Scandal-plagued Greeks shrug off corruption
Bombarded with revelations of scandals for decades, Greeks have developed a slightly thick skin regarding graft. An opinion poll this week showed corruption was rated fifth among top voter
concerns, coming after the global economic crisis, education, crime and health.
Fed up with years of socialist scandals, Greeks elected the conservative New Democracy government by a landslide in 2004, mostly convinced by its pledges to clean up Greek politics.
Five years later, fresh scandals have made headlines, ranging from selling overpriced government bonds to state pension funds to suspect land deals with a wealthy monastery.
New Democracy, clinging to a one-seat majority in parliament after a narrow re-election in Sept 2008, trails the main socialist PASOK opposition by up to 7 percentage points in opinion polls.
Violent riots in December, partly fuelled by the financial crisis, and unpopular economic measures have prompted talk of a snap election – possibly as early as June 7, along with the European Parliament vote.
“Greeks appear fed up but they are more sophisticated than other Westerners when it comes to political corruption – they don’t seem to mind if the amounts are small but they take offence if they are big,” said a western diplomat in Athens.
Greeks regularly complain about low level graft but appear to have accepted it. They have even invented an expression for the small bribes they often have to put in a public servant’s palm to get things done -“grigorossimo”, meaning fast-stamp.
But the latest wave of political scandals has exasperated even some die-hard New Democracy supporters. At barber shops, cafes and restaurants around the country, the conversation inevitably revolves around political corruption but most agree little can be done under the existing political system.
In the latest case to reach parliament, lawmakers must decide next week whether a former shipping minister must stand trial after charges by a shipowner that he was asked for bribes in order to be awarded lucrative Aegean island ferry routes.
For the conservative deputies, the choice is between appearing determined to fight corruption and showing a solid front, fending off the prospect of early elections. For opposition parties, it’s a chance to eat away at the government’s public support.
Analysts say voters are disillusioned, unconvinced politicians from both major parties really mean to clean up house and this is reflected in opinion polls. Only 14.7 percent of those asked by the GPO polling agency said scandals was a top priority.
“No politician ever goes to jail,” wrote commentator Filipos Syrigos in the liberal Eleftherotypia daily. “Scandals are only a political playing field … until the Greek people really get fed up and look for their own way out.”

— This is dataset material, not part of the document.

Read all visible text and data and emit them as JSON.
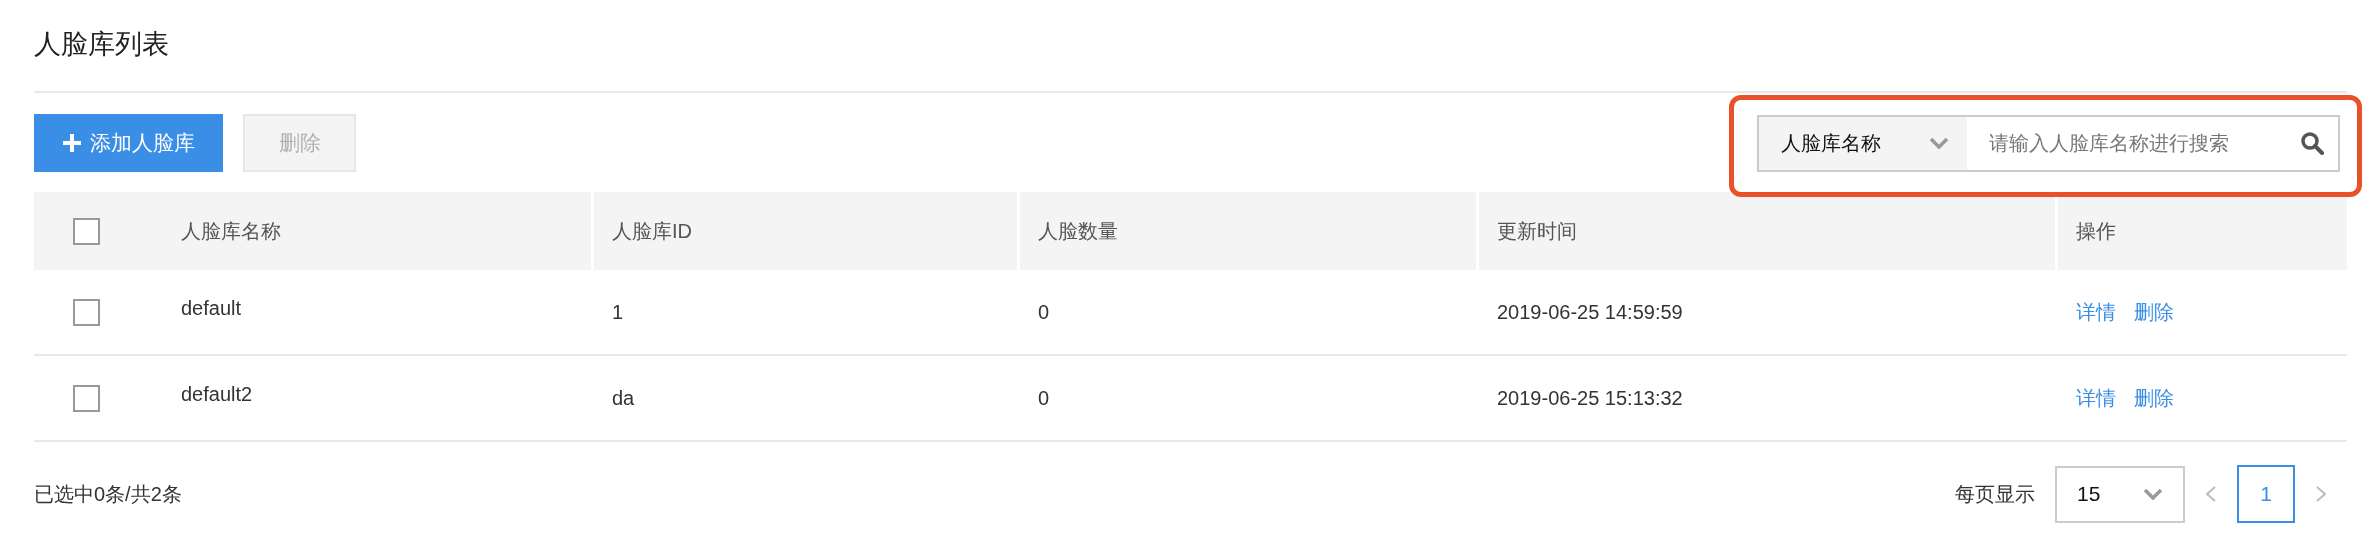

(Employees sit behind a stand with souvenirs at a shop for tourists in Plaka neighbourhood in central Athens March 31, 2009. Recession-hit Europeans are trimming travel plans and their absence threatens a vital source of income in a country that relies on tourism for about one in five jobs. Holiday bookings fell about 15 to 20 percent from 2008, according to the Pan-Hellenic Federation of Tourism Enterprises (POET). Hotels have slashed prices to counter the drop, hoping wary consumers may push spending decisions to the last moment. Photo taken March 31, 2009. To match feature GREECE-TOURISM/ REUTERS/John Kolesidis (GREECE TRAVEL SOCIETY BUSINESS))